If you believe your leo might have an impaction, the first thing to try is to bathe them in warm water. The water level should not be above his shoulders, as you don’t want to drown him. Spending time in the water is slightly stressful for a gecko, but the swimming movement could help him pass stool.
If the baths fail, contact a reptile vet immediately. Impaction is usually difficult to treat, so it is best to prevent it instead. Be careful not to give your gecko hard foods, or equip your terrarium with loose substrates that can be swallowed – especially if you are letting your leo hunt freely around the terrarium.
Egg binding in females can sometimes be mistaken for impaction. We will discuss this condition in our article about breeding.
> Further Reading: The Best Leopard Gecko Substrates
A healthy gecko’s old skin will come off all in one piece. However, if the environment is too dry, or there are other underlying health issues or mineral deficiencies, pieces of old skin can remain stuck on certain parts of the body. It is essential that you remove them to avoid further complications. For example, leos can lose fingers due to hardened old skin “rings” that stop the blood flow.
Be careful to not pull the skin when it is not necessary as you can hurt you leo this way.
Metabolic Bone Disease (MBD)
Metabolic Bone Disease, or MBD, is similar to rickets in humans. Because of the lack of important minerals or vitamin D, bones become soft and deformed, resulting in leopard geckos being unable to move or even eat properly because of a deformed jaw. MBD demands the immediate start of treatment with calcium and vitamin D3. The treatment will not be able to correct the damage that has already taken place, but it will stop further deformations. Always be mindful that young leos are at greater risk for MBD, especially during the first year of their life, so make sure they are getting their supplements.
External Parasites – Mites
Mites are the most common external parasites in terrariums. These tiny tick-like invertebrates will pierce your gecko’s skin and feed on his blood. Also, they will live and breed in the gecko’s terrarium.
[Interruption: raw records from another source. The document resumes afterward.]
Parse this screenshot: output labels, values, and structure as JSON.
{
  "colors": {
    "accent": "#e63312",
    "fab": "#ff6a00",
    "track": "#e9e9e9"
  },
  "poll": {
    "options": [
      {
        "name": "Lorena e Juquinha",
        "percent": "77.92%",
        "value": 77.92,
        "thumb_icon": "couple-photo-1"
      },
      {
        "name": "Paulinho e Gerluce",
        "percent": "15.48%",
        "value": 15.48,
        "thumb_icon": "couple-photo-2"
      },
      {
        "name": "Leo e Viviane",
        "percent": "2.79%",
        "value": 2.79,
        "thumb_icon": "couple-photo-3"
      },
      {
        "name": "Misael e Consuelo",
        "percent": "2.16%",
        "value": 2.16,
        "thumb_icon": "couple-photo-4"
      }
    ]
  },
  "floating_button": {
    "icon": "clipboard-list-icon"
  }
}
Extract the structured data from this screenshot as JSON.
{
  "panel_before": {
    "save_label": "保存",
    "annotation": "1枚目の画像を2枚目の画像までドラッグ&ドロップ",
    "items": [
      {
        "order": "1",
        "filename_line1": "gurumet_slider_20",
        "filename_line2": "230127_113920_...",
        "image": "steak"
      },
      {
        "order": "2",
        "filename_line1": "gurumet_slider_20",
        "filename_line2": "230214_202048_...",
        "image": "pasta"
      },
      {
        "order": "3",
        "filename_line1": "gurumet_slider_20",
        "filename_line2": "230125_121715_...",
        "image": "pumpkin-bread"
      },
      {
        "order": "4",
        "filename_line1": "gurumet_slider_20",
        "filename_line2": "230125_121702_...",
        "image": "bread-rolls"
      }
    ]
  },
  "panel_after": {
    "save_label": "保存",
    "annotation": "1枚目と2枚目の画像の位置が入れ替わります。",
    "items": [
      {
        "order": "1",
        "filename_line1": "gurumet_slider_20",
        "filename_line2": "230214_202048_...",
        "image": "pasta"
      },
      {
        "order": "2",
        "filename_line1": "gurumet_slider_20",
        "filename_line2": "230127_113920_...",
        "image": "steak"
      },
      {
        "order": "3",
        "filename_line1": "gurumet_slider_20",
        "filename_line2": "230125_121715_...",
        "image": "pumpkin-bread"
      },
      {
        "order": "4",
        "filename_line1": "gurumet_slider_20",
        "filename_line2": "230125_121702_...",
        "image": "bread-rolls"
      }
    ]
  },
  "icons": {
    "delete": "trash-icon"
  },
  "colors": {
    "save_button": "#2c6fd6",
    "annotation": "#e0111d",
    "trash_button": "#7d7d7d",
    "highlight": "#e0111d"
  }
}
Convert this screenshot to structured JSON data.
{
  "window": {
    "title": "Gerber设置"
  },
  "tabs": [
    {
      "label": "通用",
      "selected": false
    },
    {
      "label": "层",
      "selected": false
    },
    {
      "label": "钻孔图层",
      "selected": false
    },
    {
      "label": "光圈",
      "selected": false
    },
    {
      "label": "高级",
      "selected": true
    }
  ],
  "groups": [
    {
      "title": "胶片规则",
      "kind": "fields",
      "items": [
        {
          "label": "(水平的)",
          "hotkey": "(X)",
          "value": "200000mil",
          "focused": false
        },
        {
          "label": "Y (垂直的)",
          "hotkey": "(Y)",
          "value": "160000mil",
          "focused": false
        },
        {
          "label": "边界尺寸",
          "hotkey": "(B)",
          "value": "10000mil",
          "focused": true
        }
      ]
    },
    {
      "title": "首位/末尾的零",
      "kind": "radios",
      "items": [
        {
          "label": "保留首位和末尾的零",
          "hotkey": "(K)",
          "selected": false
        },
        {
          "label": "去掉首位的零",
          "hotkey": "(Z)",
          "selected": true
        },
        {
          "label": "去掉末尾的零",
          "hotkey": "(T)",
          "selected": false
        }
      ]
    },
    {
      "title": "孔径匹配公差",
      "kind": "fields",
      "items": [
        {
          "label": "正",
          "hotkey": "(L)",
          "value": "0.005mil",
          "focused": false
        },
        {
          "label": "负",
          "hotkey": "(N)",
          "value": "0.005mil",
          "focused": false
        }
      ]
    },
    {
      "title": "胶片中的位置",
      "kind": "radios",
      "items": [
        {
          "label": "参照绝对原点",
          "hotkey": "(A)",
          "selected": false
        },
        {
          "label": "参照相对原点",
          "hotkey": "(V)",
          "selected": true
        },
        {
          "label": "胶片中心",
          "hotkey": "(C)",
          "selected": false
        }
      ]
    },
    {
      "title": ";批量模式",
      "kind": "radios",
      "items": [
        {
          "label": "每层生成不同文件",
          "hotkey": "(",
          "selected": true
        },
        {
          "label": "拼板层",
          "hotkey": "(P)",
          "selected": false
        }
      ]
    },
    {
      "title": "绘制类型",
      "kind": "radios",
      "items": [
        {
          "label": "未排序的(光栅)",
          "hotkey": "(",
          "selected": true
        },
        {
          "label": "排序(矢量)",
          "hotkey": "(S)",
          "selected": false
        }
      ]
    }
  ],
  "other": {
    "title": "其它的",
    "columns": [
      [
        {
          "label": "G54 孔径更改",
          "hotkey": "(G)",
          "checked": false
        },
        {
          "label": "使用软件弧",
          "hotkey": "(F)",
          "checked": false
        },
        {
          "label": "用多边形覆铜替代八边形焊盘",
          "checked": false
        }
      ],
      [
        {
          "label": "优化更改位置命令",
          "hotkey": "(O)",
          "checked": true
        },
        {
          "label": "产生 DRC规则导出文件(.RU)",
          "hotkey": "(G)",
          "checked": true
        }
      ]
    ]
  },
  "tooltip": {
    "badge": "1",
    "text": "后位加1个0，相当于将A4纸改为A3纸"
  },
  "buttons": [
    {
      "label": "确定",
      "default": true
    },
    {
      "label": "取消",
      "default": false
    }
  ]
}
A veterinary stool sample analysis will confirm an endoparasitic infection. Prognosis is usually bad, but some treatments can reduce the number of parasites and perhaps help save your gecko. Proper vet support is essential if you are dealing with internal parasites.
Besides quality care, the best prevention against spreading parasites and all other diseases is to put all newly acquired geckos in quarantine for a period of watching and assessment. Some breeders recommend that the quarantine period should last for as long as three, or even six months. In any case, it shouldn’t be shorter than a month. That might seem like a drag, but it is in the best interest of your loving pets.
Anatomy – a field in the biological sciences which is dedicated to identification and description of body structures.
Anthropomorphization – the act of attributing human characteristics or personality traits to animals
Crepuscular – animal mostly active at twilight
Eublepharis – a genus of lizards that the common leopard gecko, Eublepharis macularis, belongs to. It consists of 6 similar species.
Jacobson’s organ – also known as the vomeronasal organ, it is an olfactory sense organ found in many animals, including all reptiles and many mammals.
Lamellae – special padding found on the pads of gecko’s feet, allows them to climb smooth vertical surfaces by utilizing the electrodynamic force.
Sexual dimorphism – the difference between male and female individuals of the same species.